NATO is also not in a position to intervene significantly with naval forces in the Black Sea. As it is permitted to do in time of war under the rules of the 1936 Montreux Convention, Turkey has closed the Dardanelles to all warships (except those already registered as based in the Black Sea). Another major focus of NATO’s naval effort is in the eastern Mediterranean where there are considerable Russian naval assets, based in Tartus, Syria. The USS Harry S. Truman carrier strike group was to have joined CR22 but remains in the Med where its aircraft could potentially strike Black Sea targets. HMS Diamond has taken over from HMS Trent and joined Standing NATO Maritime Group Two (SNMG2) in the Med, part of the alliance’s ongoing action to monitor and deter Russian activity in the Levant.
Command ship, not strike carrier
HMS Prince of Wales is not embarking F-35 jets for the exercise and will be used as an ASW helicopter carrier and command platform. With USS Truman, deployed elsewhere, despite the number of ‘flat tops’ present, there is no organic fixed-wing capability available for the exercise. There will be some, partially justifiable negative comment about “aircraft carriers with no aircraft” but this must be seen in context. There was never any plan to embark jets for the exercise. The UK is in the slightly odd position of having both its carriers operational but the slow delivery of F-35s and pilot training means carrier strike is only at Initial Operating Capability (IOC). In future, it will be more normal to have 1 carrier operational with 12 Jets routinely available and 24 for emergencies.
In an early example of the potential difficulties of sharing an inadequate number of F-35s between land-based and carrier-based operations, 617 Squadron managed to deploy two F-35s to Estonia as a small effort to bolster the defences of the Baltic States. It might have been possible to deploy a few jets with PWLS but only at the expense of unavailability for higher priority operations in the near future. This unsatisfactory situation is the product of years of cuts and delays and a ‘forever peacetime’ mentality that always assumed conflict would be years away.
The Lightning Force is simply too small right now as it is still building up its strength with just 18 jets shared between 617 (operational) and 207 (training) squadrons.
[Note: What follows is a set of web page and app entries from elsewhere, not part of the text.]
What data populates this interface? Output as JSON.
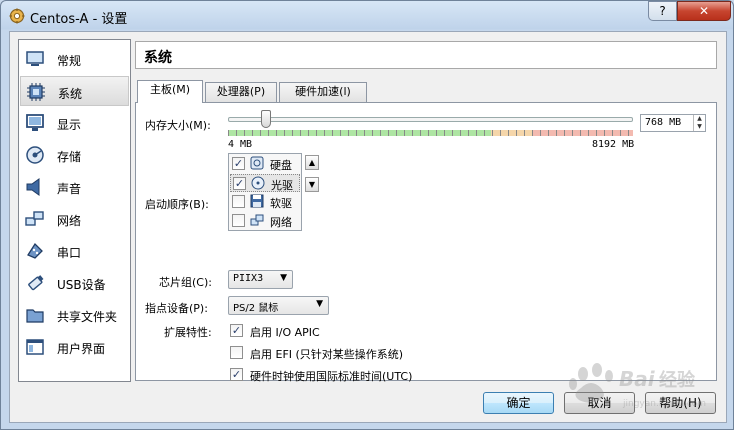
{
  "window": {
    "title": "Centos-A - 设置",
    "help_glyph": "?",
    "close_glyph": "✕"
  },
  "sidebar": {
    "items": [
      {
        "label": "常规",
        "icon": "general-icon"
      },
      {
        "label": "系统",
        "icon": "system-icon",
        "selected": true
      },
      {
        "label": "显示",
        "icon": "display-icon"
      },
      {
        "label": "存储",
        "icon": "storage-icon"
      },
      {
        "label": "声音",
        "icon": "audio-icon"
      },
      {
        "label": "网络",
        "icon": "network-icon"
      },
      {
        "label": "串口",
        "icon": "serial-port-icon"
      },
      {
        "label": "USB设备",
        "icon": "usb-icon"
      },
      {
        "label": "共享文件夹",
        "icon": "shared-folder-icon"
      },
      {
        "label": "用户界面",
        "icon": "user-interface-icon"
      }
    ]
  },
  "header": {
    "title": "系统"
  },
  "tabs": [
    {
      "label": "主板(M)",
      "active": true
    },
    {
      "label": "处理器(P)",
      "active": false
    },
    {
      "label": "硬件加速(l)",
      "active": false
    }
  ],
  "motherboard": {
    "memory": {
      "label": "内存大小(M):",
      "min_label": "4 MB",
      "max_label": "8192 MB",
      "min_mb": 4,
      "max_mb": 8192,
      "value_mb": 768,
      "value_text": "768 MB",
      "zones": {
        "green_fraction": 0.65,
        "orange_fraction": 0.1,
        "red_fraction": 0.25
      }
    },
    "boot_order": {
      "label": "启动顺序(B):",
      "items": [
        {
          "label": "硬盘",
          "checked": true,
          "icon": "hard-disk-icon"
        },
        {
          "label": "光驱",
          "checked": true,
          "icon": "optical-drive-icon",
          "selected": true
        },
        {
          "label": "软驱",
          "checked": false,
          "icon": "floppy-icon"
        },
        {
          "label": "网络",
          "checked": false,
          "icon": "network-boot-icon"
        }
      ],
      "move_up_glyph": "▲",
      "move_down_glyph": "▼"
    },
    "chipset": {
      "label": "芯片组(C):",
      "value": "PIIX3"
    },
    "pointing_device": {
      "label": "指点设备(P):",
      "value": "PS/2 鼠标"
    },
    "extended_features": {
      "label": "扩展特性:",
      "options": [
        {
          "label": "启用 I/O APIC",
          "checked": true
        },
        {
          "label": "启用 EFI (只针对某些操作系统)",
          "checked": false
        },
        {
          "label": "硬件时钟使用国际标准时间(UTC)",
          "checked": true
        }
      ]
    }
  },
  "buttons": {
    "ok": "确定",
    "cancel": "取消",
    "help": "帮助(H)"
  },
  "checkmark": "✓",
  "dropdown_glyph": "▼"
}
These aircraft have to be withdrawn for maintenance periods and pilots need to be trained. (The second frontline squadron, 809 NAS is due to be stood up in 2023). HMS Queen Elizabeth is the high readiness strike carrier, currently loading further munitions and conducting a short training period around the UK. Deploying her with jets embarked is of greater importance than PWLS having a few available for an exercise.
On 11th March, before heading to Norway, HMS Prince of Wales met up with USS Mount Whitney and her escort USS The Sullivans. The ships conducted an air defence exercise in the North Sea with 4 F-35s from RAF Marham against 8 Typhoon and Hawk aggressor aircraft. No aircraft landed on the ship but the simulated air battle was managed by fighter controllers on the carrier.
Led by ??HMS Prince of Wales, some of the naval units assigned to CR22 assembled for a PHOTEX on 14 March. The amphibious Task Force: ??ITS Garibaldi, ??FS Dixmude, ??HNLMS Rotterdam, ??HMS Albion. SNMG1 Task group: ??HNLMS Van Amstel, ??HDMS Peter Willemoes, ??FGS Berlin, ??FGS Erfert, ??HNLMS De Zeven Provincien and ??FS Languedoc. Also accompanied by the mine warfare ships of SNMCMG1, ??HMS Northumberland, ??HMS Defender and ??USS Roosevelt.
HMS Northumberland had already been on Towed Array Patrol Ship (TAPS) deployment in the region before joining CR22. HMS Richmond was originally earmarked to participate has instead been deployed to the Baltic Sea, as part of the Joint Expeditionary Force (JEF).
Standing NATO Mine Counter-Measures Group 1 (SNMCMG1) is under the command of the Estonian Navy led by ENS Sakala (Ex- HMS Inverness) and is joining the exercise. Other mine warfare vessels allocated to the group are: ??HMS Grimsby, ??LVNS Virsaitis, ??BNS Lobelia, ??FGS Bad Bevensen, ??HNLMS Schiedam, ??HNoMS Magnus Lagaboete, ??HNoMS Olav Tryggvason, ??HDMS Vaedderen and ??HNoMS Hinnoey.
HMS Albion sailed from Devonport on 22nd Feb and with RFA Mounts Bay arrived in Norway in advance of CR22. The ships have been delivering equipment and working with the Royal Marines that arrived for Cold Weather training in January.
Three Merlins Mk 4s and Wildcats (3 x AH1 and 1 x HMA2) deployed to Norway in mid-February. The Merlins flew from Yeovilton to Bardufoss over 5 days using civilian and military airfields for rest and refuelling while the Wildcats were stripped down and delivered by RAF C-17s.